◆ **Dataset content**:
---

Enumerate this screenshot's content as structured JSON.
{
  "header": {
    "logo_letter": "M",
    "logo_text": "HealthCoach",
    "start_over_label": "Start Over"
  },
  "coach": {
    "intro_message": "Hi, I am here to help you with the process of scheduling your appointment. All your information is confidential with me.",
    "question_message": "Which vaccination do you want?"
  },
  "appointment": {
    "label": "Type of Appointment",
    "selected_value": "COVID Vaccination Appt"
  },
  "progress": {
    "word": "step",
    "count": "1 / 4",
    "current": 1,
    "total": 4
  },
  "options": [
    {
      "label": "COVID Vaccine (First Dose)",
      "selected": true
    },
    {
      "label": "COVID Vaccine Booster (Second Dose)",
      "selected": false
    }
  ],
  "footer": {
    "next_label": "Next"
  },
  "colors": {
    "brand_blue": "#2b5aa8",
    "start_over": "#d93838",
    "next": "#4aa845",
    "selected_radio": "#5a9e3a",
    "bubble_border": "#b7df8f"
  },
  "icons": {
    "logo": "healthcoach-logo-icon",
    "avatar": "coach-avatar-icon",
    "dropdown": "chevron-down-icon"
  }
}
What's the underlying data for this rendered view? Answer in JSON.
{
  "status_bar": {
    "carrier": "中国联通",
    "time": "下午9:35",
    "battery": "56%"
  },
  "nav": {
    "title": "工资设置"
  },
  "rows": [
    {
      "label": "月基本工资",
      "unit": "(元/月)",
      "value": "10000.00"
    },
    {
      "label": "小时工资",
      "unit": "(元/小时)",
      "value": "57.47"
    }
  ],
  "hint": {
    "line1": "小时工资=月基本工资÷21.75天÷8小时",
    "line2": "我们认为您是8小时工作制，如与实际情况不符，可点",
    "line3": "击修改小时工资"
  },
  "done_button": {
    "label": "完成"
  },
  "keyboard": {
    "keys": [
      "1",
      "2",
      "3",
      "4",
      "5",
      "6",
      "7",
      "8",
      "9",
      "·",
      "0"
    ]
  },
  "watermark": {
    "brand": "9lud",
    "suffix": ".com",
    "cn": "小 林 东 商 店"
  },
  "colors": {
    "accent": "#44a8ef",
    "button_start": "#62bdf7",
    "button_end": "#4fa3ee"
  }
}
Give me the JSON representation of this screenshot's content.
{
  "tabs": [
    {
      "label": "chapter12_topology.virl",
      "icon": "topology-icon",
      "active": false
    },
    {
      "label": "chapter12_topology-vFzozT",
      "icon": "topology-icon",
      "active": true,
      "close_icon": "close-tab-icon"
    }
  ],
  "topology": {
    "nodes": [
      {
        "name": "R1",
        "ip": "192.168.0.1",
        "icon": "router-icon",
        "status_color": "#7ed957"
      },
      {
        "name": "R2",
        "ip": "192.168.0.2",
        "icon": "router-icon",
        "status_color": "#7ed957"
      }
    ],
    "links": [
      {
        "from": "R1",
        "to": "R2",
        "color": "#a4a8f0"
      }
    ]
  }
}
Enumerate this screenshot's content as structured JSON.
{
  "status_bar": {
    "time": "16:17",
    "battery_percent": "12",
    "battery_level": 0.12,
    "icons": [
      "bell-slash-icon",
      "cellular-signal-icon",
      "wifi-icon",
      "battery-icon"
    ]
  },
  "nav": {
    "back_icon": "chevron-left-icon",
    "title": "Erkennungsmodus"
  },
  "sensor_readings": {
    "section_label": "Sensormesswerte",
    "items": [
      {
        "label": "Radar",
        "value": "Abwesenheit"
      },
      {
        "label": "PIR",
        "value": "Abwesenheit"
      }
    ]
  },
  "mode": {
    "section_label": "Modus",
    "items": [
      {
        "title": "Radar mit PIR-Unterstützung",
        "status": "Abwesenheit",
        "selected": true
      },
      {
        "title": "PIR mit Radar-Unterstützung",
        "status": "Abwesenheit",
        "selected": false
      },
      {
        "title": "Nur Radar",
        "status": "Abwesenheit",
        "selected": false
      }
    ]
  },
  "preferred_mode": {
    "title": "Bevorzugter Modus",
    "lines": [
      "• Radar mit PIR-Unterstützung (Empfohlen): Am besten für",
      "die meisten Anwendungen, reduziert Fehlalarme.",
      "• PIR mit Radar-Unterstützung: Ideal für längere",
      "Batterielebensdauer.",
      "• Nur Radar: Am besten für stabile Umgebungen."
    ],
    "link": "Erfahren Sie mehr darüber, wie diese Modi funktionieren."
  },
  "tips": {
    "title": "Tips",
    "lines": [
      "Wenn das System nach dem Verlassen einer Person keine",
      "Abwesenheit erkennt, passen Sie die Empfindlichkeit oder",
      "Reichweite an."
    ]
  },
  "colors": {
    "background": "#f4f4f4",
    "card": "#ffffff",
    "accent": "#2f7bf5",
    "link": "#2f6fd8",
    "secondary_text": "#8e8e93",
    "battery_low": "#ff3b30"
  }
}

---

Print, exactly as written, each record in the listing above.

Enumerate this screenshot's content as structured JSON.
{
  "header": {
    "logo_letter": "M",
    "logo_text": "HealthCoach",
    "start_over_label": "Start Over"
  },
  "coach": {
    "intro_message": "Hi, I am here to help you with the process of scheduling your appointment. All your information is confidential with me.",
    "question_message": "Which vaccination do you want?"
  },
  "appointment": {
    "label": "Type of Appointment",
    "selected_value": "COVID Vaccination Appt"
  },
  "progress": {
    "word": "step",
    "count": "1 / 4",
    "current": 1,
    "total": 4
  },
  "options": [
    {
      "label": "COVID Vaccine (First Dose)",
      "selected": true
    },
    {
      "label": "COVID Vaccine Booster (Second Dose)",
      "selected": false
    }
  ],
  "footer": {
    "next_label": "Next"
  },
  "colors": {
    "brand_blue": "#2b5aa8",
    "start_over": "#d93838",
    "next": "#4aa845",
    "selected_radio": "#5a9e3a",
    "bubble_border": "#b7df8f"
  },
  "icons": {
    "logo": "healthcoach-logo-icon",
    "avatar": "coach-avatar-icon",
    "dropdown": "chevron-down-icon"
  }
}
What's the underlying data for this rendered view? Answer in JSON.
{
  "status_bar": {
    "carrier": "中国联通",
    "time": "下午9:35",
    "battery": "56%"
  },
  "nav": {
    "title": "工资设置"
  },
  "rows": [
    {
      "label": "月基本工资",
      "unit": "(元/月)",
      "value": "10000.00"
    },
    {
      "label": "小时工资",
      "unit": "(元/小时)",
      "value": "57.47"
    }
  ],
  "hint": {
    "line1": "小时工资=月基本工资÷21.75天÷8小时",
    "line2": "我们认为您是8小时工作制，如与实际情况不符，可点",
    "line3": "击修改小时工资"
  },
  "done_button": {
    "label": "完成"
  },
  "keyboard": {
    "keys": [
      "1",
      "2",
      "3",
      "4",
      "5",
      "6",
      "7",
      "8",
      "9",
      "·",
      "0"
    ]
  },
  "watermark": {
    "brand": "9lud",
    "suffix": ".com",
    "cn": "小 林 东 商 店"
  },
  "colors": {
    "accent": "#44a8ef",
    "button_start": "#62bdf7",
    "button_end": "#4fa3ee"
  }
}
Give me the JSON representation of this screenshot's content.
{
  "tabs": [
    {
      "label": "chapter12_topology.virl",
      "icon": "topology-icon",
      "active": false
    },
    {
      "label": "chapter12_topology-vFzozT",
      "icon": "topology-icon",
      "active": true,
      "close_icon": "close-tab-icon"
    }
  ],
  "topology": {
    "nodes": [
      {
        "name": "R1",
        "ip": "192.168.0.1",
        "icon": "router-icon",
        "status_color": "#7ed957"
      },
      {
        "name": "R2",
        "ip": "192.168.0.2",
        "icon": "router-icon",
        "status_color": "#7ed957"
      }
    ],
    "links": [
      {
        "from": "R1",
        "to": "R2",
        "color": "#a4a8f0"
      }
    ]
  }
}
Enumerate this screenshot's content as structured JSON.
{
  "status_bar": {
    "time": "16:17",
    "battery_percent": "12",
    "battery_level": 0.12,
    "icons": [
      "bell-slash-icon",
      "cellular-signal-icon",
      "wifi-icon",
      "battery-icon"
    ]
  },
  "nav": {
    "back_icon": "chevron-left-icon",
    "title": "Erkennungsmodus"
  },
  "sensor_readings": {
    "section_label": "Sensormesswerte",
    "items": [
      {
        "label": "Radar",
        "value": "Abwesenheit"
      },
      {
        "label": "PIR",
        "value": "Abwesenheit"
      }
    ]
  },
  "mode": {
    "section_label": "Modus",
    "items": [
      {
        "title": "Radar mit PIR-Unterstützung",
        "status": "Abwesenheit",
        "selected": true
      },
      {
        "title": "PIR mit Radar-Unterstützung",
        "status": "Abwesenheit",
        "selected": false
      },
      {
        "title": "Nur Radar",
        "status": "Abwesenheit",
        "selected": false
      }
    ]
  },
  "preferred_mode": {
    "title": "Bevorzugter Modus",
    "lines": [
      "• Radar mit PIR-Unterstützung (Empfohlen): Am besten für",
      "die meisten Anwendungen, reduziert Fehlalarme.",
      "• PIR mit Radar-Unterstützung: Ideal für längere",
      "Batterielebensdauer.",
      "• Nur Radar: Am besten für stabile Umgebungen."
    ],
    "link": "Erfahren Sie mehr darüber, wie diese Modi funktionieren."
  },
  "tips": {
    "title": "Tips",
    "lines": [
      "Wenn das System nach dem Verlassen einer Person keine",
      "Abwesenheit erkennt, passen Sie die Empfindlichkeit oder",
      "Reichweite an."
    ]
  },
  "colors": {
    "background": "#f4f4f4",
    "card": "#ffffff",
    "accent": "#2f7bf5",
    "link": "#2f6fd8",
    "secondary_text": "#8e8e93",
    "battery_low": "#ff3b30"
  }
}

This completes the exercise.